**Instructions to follow:** Whenever the string "this" turns up in a line of the data below, copy that line.

Stored items from a collection:
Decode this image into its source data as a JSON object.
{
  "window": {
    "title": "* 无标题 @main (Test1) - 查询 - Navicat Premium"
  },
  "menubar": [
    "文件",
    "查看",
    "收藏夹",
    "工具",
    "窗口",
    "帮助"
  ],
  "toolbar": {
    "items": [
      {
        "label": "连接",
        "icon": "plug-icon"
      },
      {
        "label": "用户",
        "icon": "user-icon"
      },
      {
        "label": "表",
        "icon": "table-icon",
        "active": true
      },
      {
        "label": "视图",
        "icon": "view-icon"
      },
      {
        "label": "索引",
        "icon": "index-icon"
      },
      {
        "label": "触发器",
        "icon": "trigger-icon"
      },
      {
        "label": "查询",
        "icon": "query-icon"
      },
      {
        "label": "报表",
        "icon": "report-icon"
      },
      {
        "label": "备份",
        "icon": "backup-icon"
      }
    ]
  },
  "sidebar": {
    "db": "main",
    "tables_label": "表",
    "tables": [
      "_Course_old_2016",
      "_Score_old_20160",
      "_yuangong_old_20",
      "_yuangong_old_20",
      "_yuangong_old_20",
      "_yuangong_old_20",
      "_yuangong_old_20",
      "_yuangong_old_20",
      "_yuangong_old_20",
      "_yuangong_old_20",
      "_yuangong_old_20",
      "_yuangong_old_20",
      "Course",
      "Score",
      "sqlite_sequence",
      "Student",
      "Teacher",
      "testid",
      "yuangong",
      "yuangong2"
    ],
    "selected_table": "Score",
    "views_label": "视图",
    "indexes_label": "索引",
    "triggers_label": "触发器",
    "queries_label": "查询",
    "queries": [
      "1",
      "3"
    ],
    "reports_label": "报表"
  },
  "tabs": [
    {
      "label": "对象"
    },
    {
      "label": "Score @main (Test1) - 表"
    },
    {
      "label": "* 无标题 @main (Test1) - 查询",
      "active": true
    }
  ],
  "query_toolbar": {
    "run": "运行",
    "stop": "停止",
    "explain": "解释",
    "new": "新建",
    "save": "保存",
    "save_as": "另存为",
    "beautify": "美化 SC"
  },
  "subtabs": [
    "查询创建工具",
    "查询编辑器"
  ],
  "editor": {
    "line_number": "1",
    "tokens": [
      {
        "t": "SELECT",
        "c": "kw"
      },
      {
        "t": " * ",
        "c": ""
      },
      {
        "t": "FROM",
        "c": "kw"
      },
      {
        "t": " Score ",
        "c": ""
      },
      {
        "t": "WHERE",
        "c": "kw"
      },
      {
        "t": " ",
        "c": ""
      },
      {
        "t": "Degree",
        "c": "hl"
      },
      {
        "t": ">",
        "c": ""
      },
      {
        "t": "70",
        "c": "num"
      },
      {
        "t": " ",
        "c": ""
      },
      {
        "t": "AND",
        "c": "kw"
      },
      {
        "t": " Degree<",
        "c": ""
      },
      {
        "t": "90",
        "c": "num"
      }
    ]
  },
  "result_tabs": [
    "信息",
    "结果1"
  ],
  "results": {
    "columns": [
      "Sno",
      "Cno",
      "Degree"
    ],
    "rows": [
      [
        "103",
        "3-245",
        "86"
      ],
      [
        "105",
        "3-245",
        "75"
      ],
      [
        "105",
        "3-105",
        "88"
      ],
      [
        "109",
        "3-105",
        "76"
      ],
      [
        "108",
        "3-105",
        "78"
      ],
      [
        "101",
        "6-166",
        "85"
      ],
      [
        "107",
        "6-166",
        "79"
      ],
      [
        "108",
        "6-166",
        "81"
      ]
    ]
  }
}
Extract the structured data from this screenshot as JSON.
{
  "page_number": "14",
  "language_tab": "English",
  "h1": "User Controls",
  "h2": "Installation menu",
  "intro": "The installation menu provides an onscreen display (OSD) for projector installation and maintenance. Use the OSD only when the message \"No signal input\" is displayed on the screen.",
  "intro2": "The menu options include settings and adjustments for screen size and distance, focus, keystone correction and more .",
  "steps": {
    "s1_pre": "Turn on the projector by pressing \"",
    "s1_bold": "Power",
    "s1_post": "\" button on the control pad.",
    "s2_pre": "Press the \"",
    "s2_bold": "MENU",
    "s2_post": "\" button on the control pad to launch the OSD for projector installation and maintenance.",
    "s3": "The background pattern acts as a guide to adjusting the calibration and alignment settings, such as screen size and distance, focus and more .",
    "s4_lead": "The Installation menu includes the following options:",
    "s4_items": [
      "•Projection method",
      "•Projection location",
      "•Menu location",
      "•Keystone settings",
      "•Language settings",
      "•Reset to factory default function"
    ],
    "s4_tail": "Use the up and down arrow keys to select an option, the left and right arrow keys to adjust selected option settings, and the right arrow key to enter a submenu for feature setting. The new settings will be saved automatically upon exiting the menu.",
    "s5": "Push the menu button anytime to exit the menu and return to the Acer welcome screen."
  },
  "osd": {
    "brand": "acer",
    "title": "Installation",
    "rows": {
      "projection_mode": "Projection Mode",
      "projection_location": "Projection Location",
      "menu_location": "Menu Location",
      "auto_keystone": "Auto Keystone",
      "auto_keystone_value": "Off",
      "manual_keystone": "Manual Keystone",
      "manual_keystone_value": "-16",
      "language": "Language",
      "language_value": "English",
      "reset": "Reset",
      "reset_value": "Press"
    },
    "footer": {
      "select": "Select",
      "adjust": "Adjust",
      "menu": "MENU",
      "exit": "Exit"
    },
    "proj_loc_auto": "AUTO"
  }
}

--

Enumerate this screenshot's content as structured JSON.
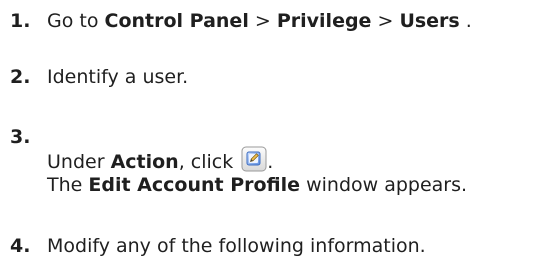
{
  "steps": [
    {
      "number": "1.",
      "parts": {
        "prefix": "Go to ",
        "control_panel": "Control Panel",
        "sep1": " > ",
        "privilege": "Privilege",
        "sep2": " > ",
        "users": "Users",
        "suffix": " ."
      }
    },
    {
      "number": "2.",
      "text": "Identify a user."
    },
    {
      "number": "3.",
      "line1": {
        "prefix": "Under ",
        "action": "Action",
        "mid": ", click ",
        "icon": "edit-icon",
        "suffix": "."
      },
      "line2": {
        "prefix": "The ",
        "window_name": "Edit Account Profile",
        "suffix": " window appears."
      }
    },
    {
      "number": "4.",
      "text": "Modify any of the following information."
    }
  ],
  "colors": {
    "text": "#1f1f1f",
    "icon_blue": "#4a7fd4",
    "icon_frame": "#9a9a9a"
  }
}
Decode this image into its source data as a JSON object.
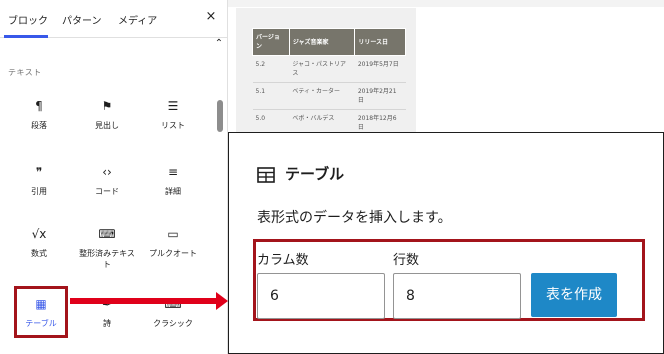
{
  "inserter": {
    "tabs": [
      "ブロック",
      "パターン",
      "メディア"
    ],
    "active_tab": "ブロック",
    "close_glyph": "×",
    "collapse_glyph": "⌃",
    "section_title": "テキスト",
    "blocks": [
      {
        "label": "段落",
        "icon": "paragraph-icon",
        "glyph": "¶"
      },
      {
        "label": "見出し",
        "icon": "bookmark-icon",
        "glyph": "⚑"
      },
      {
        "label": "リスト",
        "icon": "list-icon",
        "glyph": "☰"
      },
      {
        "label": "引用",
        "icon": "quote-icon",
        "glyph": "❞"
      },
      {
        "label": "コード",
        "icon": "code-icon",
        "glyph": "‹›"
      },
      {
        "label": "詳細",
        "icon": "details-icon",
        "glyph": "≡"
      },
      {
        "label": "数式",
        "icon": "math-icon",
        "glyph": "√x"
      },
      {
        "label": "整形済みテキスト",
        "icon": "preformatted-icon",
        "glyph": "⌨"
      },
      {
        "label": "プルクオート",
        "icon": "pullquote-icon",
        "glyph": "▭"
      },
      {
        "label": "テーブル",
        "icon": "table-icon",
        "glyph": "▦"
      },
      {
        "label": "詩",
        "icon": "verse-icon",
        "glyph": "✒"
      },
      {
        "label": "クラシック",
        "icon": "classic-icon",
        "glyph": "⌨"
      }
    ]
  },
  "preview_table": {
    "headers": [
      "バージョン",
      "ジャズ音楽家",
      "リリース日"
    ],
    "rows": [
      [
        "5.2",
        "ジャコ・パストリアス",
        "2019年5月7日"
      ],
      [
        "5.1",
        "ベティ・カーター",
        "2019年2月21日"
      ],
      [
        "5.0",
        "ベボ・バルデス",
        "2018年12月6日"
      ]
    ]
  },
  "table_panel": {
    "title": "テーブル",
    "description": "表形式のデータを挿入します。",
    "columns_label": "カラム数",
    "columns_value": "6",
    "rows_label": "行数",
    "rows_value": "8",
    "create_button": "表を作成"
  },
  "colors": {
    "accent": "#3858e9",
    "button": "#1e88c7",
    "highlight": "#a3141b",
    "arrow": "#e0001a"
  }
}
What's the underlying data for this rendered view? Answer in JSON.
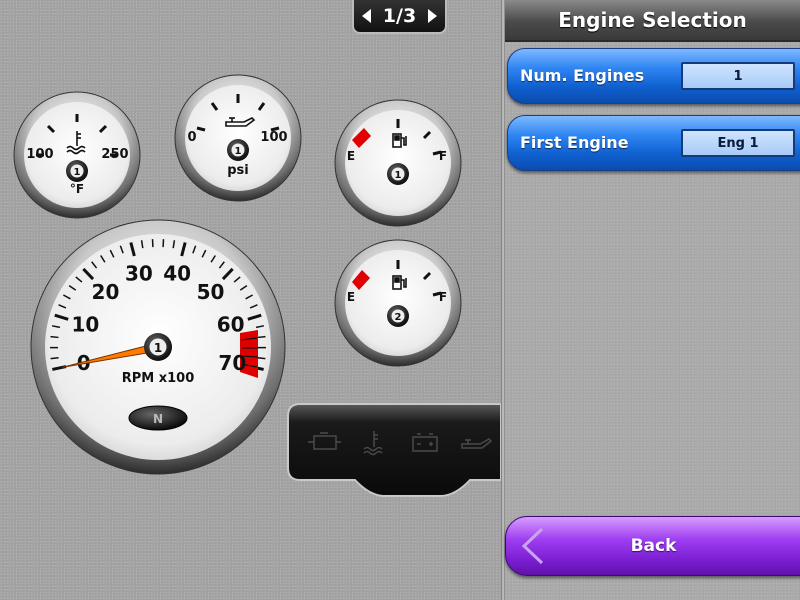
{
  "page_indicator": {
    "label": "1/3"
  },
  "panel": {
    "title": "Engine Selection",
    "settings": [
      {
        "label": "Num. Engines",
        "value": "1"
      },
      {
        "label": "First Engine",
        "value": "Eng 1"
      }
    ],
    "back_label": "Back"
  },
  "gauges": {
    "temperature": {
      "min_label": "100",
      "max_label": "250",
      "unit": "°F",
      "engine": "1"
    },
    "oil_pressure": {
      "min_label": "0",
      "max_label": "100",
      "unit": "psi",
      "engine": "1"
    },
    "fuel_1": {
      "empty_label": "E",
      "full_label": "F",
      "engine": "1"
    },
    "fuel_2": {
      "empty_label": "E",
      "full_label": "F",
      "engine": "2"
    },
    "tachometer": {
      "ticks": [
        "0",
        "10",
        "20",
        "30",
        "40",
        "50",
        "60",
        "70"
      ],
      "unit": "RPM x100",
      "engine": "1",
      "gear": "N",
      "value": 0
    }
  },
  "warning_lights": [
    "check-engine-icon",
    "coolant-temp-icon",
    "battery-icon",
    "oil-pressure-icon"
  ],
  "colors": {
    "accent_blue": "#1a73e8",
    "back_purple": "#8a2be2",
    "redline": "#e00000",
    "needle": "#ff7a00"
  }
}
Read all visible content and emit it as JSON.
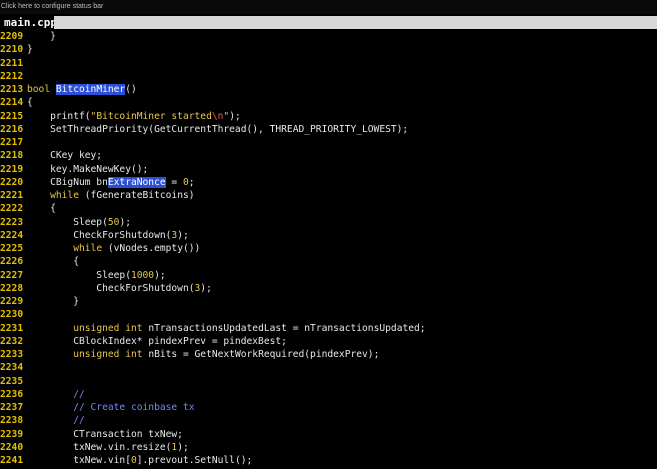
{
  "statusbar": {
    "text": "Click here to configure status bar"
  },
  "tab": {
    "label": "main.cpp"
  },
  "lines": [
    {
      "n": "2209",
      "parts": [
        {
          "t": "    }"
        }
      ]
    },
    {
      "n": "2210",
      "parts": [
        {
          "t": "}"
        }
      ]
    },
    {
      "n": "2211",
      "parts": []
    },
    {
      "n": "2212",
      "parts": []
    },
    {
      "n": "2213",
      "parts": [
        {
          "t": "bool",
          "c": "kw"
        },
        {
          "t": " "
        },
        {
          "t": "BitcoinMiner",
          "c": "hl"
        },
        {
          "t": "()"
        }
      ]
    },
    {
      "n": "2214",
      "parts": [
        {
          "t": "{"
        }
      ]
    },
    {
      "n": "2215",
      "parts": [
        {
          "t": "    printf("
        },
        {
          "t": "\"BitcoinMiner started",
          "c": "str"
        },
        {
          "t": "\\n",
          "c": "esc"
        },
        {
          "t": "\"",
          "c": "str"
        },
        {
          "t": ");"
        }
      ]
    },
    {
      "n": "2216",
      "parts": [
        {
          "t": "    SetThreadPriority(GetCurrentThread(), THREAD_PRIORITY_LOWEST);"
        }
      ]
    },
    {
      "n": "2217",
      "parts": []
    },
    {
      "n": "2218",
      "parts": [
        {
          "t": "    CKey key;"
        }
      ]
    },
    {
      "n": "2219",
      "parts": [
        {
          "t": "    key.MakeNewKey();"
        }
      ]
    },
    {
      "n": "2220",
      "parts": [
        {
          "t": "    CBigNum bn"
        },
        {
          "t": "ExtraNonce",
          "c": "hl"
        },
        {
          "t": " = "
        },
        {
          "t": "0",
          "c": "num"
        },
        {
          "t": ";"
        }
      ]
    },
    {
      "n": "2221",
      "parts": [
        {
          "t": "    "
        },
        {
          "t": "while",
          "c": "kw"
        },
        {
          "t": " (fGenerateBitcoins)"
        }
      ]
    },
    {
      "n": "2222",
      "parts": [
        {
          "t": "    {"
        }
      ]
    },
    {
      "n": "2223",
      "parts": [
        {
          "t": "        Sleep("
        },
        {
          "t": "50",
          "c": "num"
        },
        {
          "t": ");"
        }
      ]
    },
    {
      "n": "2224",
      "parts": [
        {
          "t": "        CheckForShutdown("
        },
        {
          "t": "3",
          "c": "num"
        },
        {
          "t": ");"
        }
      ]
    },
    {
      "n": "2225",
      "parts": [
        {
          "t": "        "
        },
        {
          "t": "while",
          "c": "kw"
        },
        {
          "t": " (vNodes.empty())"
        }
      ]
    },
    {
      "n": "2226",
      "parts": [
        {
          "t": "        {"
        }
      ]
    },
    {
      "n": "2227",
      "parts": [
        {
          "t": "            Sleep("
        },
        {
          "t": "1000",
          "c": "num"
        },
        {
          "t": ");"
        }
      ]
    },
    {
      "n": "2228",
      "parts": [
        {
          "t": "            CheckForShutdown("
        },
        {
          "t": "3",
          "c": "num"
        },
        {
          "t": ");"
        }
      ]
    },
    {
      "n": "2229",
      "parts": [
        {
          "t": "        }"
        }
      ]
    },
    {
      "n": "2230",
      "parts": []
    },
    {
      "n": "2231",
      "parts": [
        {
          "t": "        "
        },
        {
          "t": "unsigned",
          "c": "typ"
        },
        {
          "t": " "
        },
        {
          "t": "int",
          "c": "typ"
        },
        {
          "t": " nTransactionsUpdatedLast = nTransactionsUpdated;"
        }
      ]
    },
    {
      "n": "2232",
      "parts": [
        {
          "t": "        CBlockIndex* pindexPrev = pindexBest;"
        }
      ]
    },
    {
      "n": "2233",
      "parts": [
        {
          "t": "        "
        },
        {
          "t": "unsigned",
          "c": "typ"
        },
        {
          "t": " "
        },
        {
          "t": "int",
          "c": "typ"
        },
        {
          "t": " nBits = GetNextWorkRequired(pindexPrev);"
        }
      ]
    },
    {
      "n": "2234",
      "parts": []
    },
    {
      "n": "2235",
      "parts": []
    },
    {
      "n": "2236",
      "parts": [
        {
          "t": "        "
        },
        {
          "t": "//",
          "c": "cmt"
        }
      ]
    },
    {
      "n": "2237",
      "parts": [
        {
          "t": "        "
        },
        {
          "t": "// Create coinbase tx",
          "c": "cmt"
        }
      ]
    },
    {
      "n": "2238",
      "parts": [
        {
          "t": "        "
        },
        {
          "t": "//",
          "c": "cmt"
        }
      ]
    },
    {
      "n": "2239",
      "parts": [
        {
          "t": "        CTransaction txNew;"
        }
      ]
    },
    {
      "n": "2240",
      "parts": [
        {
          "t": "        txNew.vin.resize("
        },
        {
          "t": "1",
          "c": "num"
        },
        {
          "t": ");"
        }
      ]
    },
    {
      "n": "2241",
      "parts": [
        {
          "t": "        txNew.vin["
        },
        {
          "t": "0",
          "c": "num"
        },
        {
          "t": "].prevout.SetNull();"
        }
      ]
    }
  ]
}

**Reply to the task:**
Decode this image into its source data as a JSON object.
Extract the structured data from this screenshot as JSON.
Enumerate this screenshot's content as structured JSON.
Decode this image into its source data as a JSON object.
What's the underlying data for this rendered view? Answer in JSON.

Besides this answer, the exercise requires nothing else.